▶ **Brief**:
Word-for-word reproduction, images excluded: copy every entry below.
:: Input ::
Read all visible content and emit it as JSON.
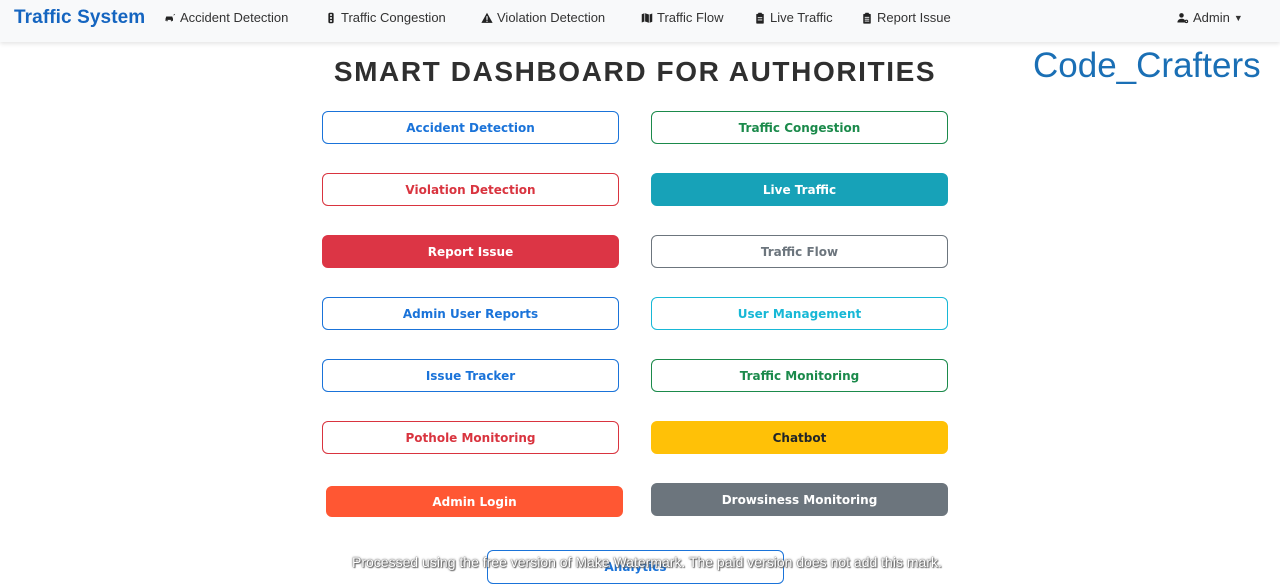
{
  "navbar": {
    "brand": "Traffic System",
    "items": [
      {
        "label": "Accident Detection",
        "icon": "car-crash-icon"
      },
      {
        "label": "Traffic Congestion",
        "icon": "traffic-light-icon"
      },
      {
        "label": "Violation Detection",
        "icon": "warning-icon"
      },
      {
        "label": "Traffic Flow",
        "icon": "map-icon"
      },
      {
        "label": "Live Traffic",
        "icon": "clipboard-icon"
      },
      {
        "label": "Report Issue",
        "icon": "clipboard-list-icon"
      }
    ],
    "user": {
      "label": "Admin",
      "icon": "user-gear-icon"
    }
  },
  "watermark": "Code_Crafters",
  "title": "SMART DASHBOARD FOR AUTHORITIES",
  "buttons": {
    "left": [
      {
        "label": "Accident Detection",
        "style": "outline-primary"
      },
      {
        "label": "Violation Detection",
        "style": "outline-danger"
      },
      {
        "label": "Report Issue",
        "style": "danger"
      },
      {
        "label": "Admin User Reports",
        "style": "outline-primary"
      },
      {
        "label": "Issue Tracker",
        "style": "outline-primary"
      },
      {
        "label": "Pothole Monitoring",
        "style": "outline-danger"
      },
      {
        "label": "Admin Login",
        "style": "orange"
      }
    ],
    "right": [
      {
        "label": "Traffic Congestion",
        "style": "outline-success"
      },
      {
        "label": "Live Traffic",
        "style": "info"
      },
      {
        "label": "Traffic Flow",
        "style": "outline-secondary"
      },
      {
        "label": "User Management",
        "style": "outline-info"
      },
      {
        "label": "Traffic Monitoring",
        "style": "outline-success"
      },
      {
        "label": "Chatbot",
        "style": "warning"
      },
      {
        "label": "Drowsiness Monitoring",
        "style": "secondary"
      }
    ],
    "bottom": {
      "label": "Analytics",
      "style": "outline-primary"
    }
  },
  "footer_note": "Processed using the free version of Make Watermark. The paid version does not add this mark.",
  "colors": {
    "brand": "#1565c0",
    "primary": "#1a73d9",
    "success": "#1b8a4b",
    "danger": "#dc3545",
    "info": "#17a2b8",
    "warning": "#ffc107",
    "secondary": "#6c757d",
    "orange": "#ff5733"
  }
}
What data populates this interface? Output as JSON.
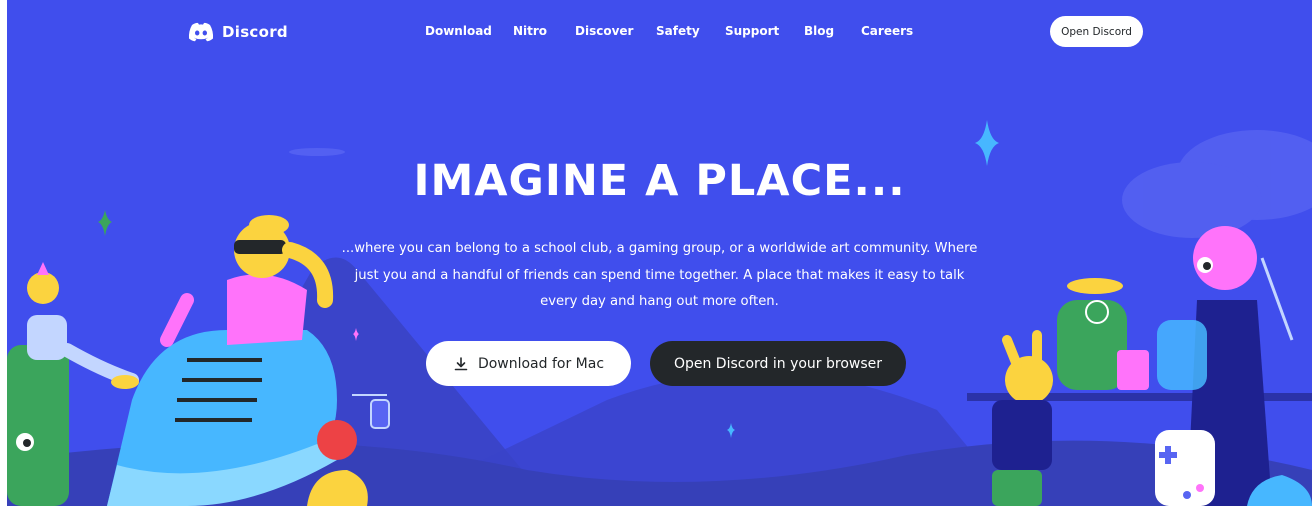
{
  "brand": {
    "name": "Discord",
    "icon": "discord-logo-icon"
  },
  "nav": {
    "links": [
      "Download",
      "Nitro",
      "Discover",
      "Safety",
      "Support",
      "Blog",
      "Careers"
    ],
    "open_button": "Open Discord"
  },
  "hero": {
    "headline": "IMAGINE A PLACE...",
    "subtext": "...where you can belong to a school club, a gaming group, or a worldwide art community. Where just you and a handful of friends can spend time together. A place that makes it easy to talk every day and hang out more often.",
    "download_button": "Download for Mac",
    "download_icon": "download-icon",
    "browser_button": "Open Discord in your browser"
  },
  "colors": {
    "blurple": "#404eed",
    "dark": "#23272a",
    "white": "#ffffff",
    "pink": "#ff73fa",
    "green": "#3ba55c",
    "yellow": "#fbd33f",
    "cyan": "#47b7ff"
  }
}
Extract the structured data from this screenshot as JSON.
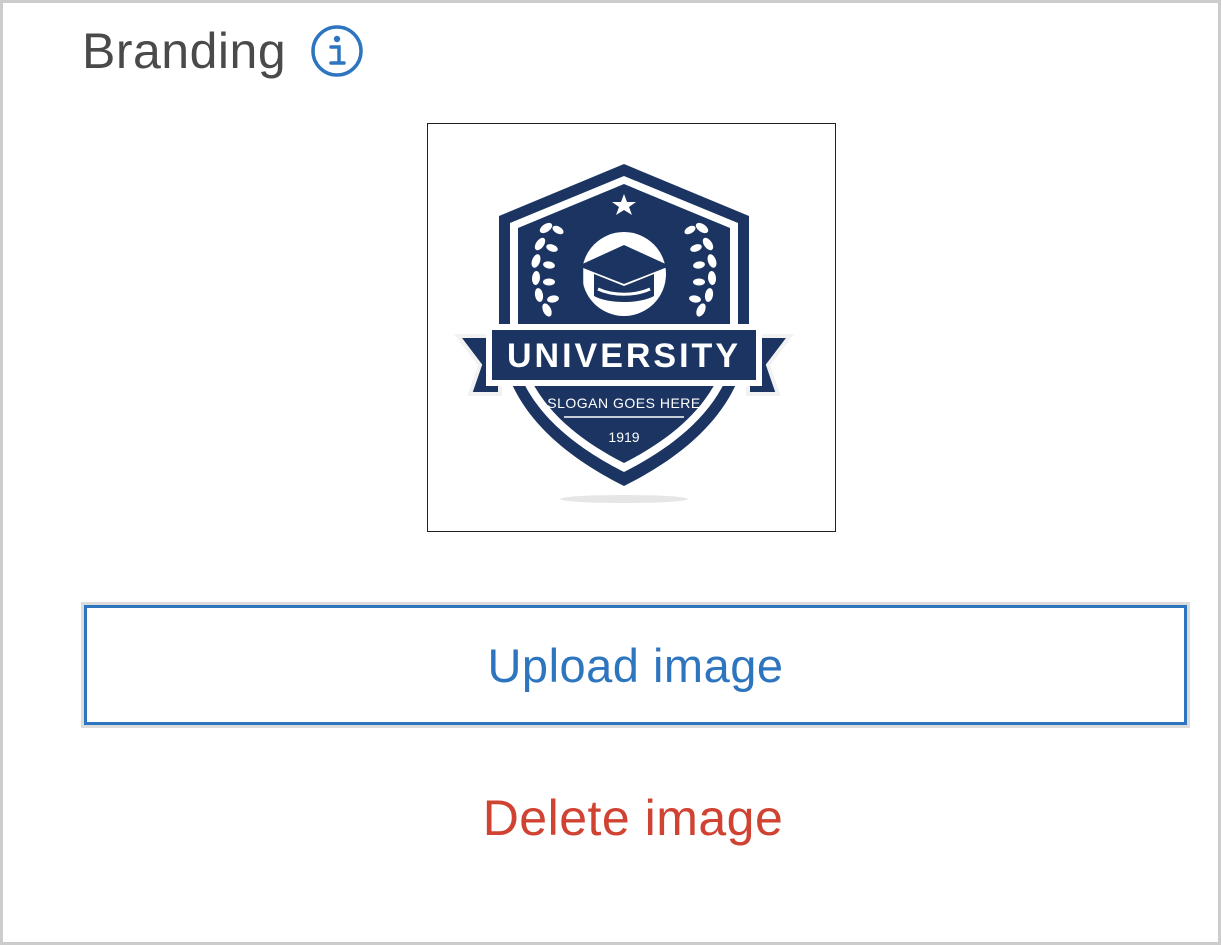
{
  "section": {
    "title": "Branding",
    "info_icon": "info-circle-icon"
  },
  "logo": {
    "main_text": "UNIVERSITY",
    "slogan": "SLOGAN GOES HERE",
    "year": "1919",
    "primary_color": "#1b3461"
  },
  "actions": {
    "upload_label": "Upload image",
    "delete_label": "Delete image"
  },
  "colors": {
    "accent": "#2e75c0",
    "danger": "#d04232",
    "title": "#4a4a4a",
    "border": "#cccccc"
  }
}
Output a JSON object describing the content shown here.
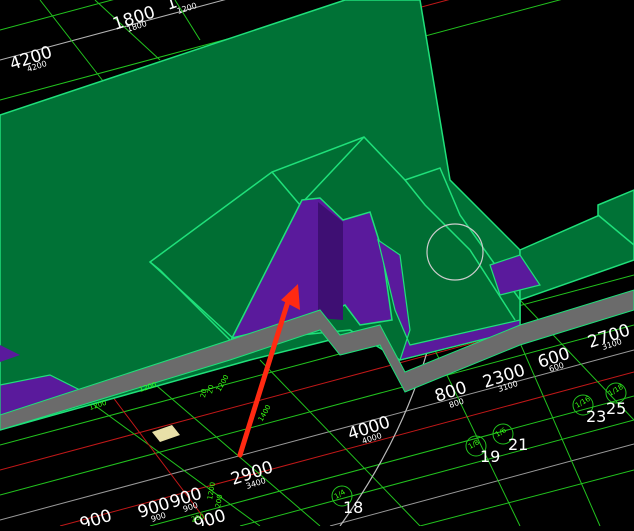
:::
▶ **Written answer**:
Read all visible content and emit it as JSON.
{
  "navbar": {
    "brand": "Traffic System",
    "items": [
      {
        "label": "Accident Detection",
        "icon": "car-crash-icon"
      },
      {
        "label": "Traffic Congestion",
        "icon": "traffic-light-icon"
      },
      {
        "label": "Violation Detection",
        "icon": "warning-icon"
      },
      {
        "label": "Traffic Flow",
        "icon": "map-icon"
      },
      {
        "label": "Live Traffic",
        "icon": "clipboard-icon"
      },
      {
        "label": "Report Issue",
        "icon": "clipboard-list-icon"
      }
    ],
    "user": {
      "label": "Admin",
      "icon": "user-gear-icon"
    }
  },
  "watermark": "Code_Crafters",
  "title": "SMART DASHBOARD FOR AUTHORITIES",
  "buttons": {
    "left": [
      {
        "label": "Accident Detection",
        "style": "outline-primary"
      },
      {
        "label": "Violation Detection",
        "style": "outline-danger"
      },
      {
        "label": "Report Issue",
        "style": "danger"
      },
      {
        "label": "Admin User Reports",
        "style": "outline-primary"
      },
      {
        "label": "Issue Tracker",
        "style": "outline-primary"
      },
      {
        "label": "Pothole Monitoring",
        "style": "outline-danger"
      },
      {
        "label": "Admin Login",
        "style": "orange"
      }
    ],
    "right": [
      {
        "label": "Traffic Congestion",
        "style": "outline-success"
      },
      {
        "label": "Live Traffic",
        "style": "info"
      },
      {
        "label": "Traffic Flow",
        "style": "outline-secondary"
      },
      {
        "label": "User Management",
        "style": "outline-info"
      },
      {
        "label": "Traffic Monitoring",
        "style": "outline-success"
      },
      {
        "label": "Chatbot",
        "style": "warning"
      },
      {
        "label": "Drowsiness Monitoring",
        "style": "secondary"
      }
    ],
    "bottom": {
      "label": "Analytics",
      "style": "outline-primary"
    }
  },
  "footer_note": "Processed using the free version of Make Watermark. The paid version does not add this mark.",
  "colors": {
    "brand": "#1565c0",
    "primary": "#1a73d9",
    "success": "#1b8a4b",
    "danger": "#dc3545",
    "info": "#17a2b8",
    "warning": "#ffc107",
    "secondary": "#6c757d",
    "orange": "#ff5733"
  }
}
What data populates this interface? Output as JSON.
{
  "brand": {
    "name": "Discord",
    "icon": "discord-logo-icon"
  },
  "nav": {
    "links": [
      "Download",
      "Nitro",
      "Discover",
      "Safety",
      "Support",
      "Blog",
      "Careers"
    ],
    "open_button": "Open Discord"
  },
  "hero": {
    "headline": "IMAGINE A PLACE...",
    "subtext": "...where you can belong to a school club, a gaming group, or a worldwide art community. Where just you and a handful of friends can spend time together. A place that makes it easy to talk every day and hang out more often.",
    "download_button": "Download for Mac",
    "download_icon": "download-icon",
    "browser_button": "Open Discord in your browser"
  },
  "colors": {
    "blurple": "#404eed",
    "dark": "#23272a",
    "white": "#ffffff",
    "pink": "#ff73fa",
    "green": "#3ba55c",
    "yellow": "#fbd33f",
    "cyan": "#47b7ff"
  }
}
Extract the structured data from this screenshot as JSON.
{
  "section": {
    "title": "Branding",
    "info_icon": "info-circle-icon"
  },
  "logo": {
    "main_text": "UNIVERSITY",
    "slogan": "SLOGAN GOES HERE",
    "year": "1919",
    "primary_color": "#1b3461"
  },
  "actions": {
    "upload_label": "Upload image",
    "delete_label": "Delete image"
  },
  "colors": {
    "accent": "#2e75c0",
    "danger": "#d04232",
    "title": "#4a4a4a",
    "border": "#cccccc"
  }
}
Output a JSON object describing the content shown here.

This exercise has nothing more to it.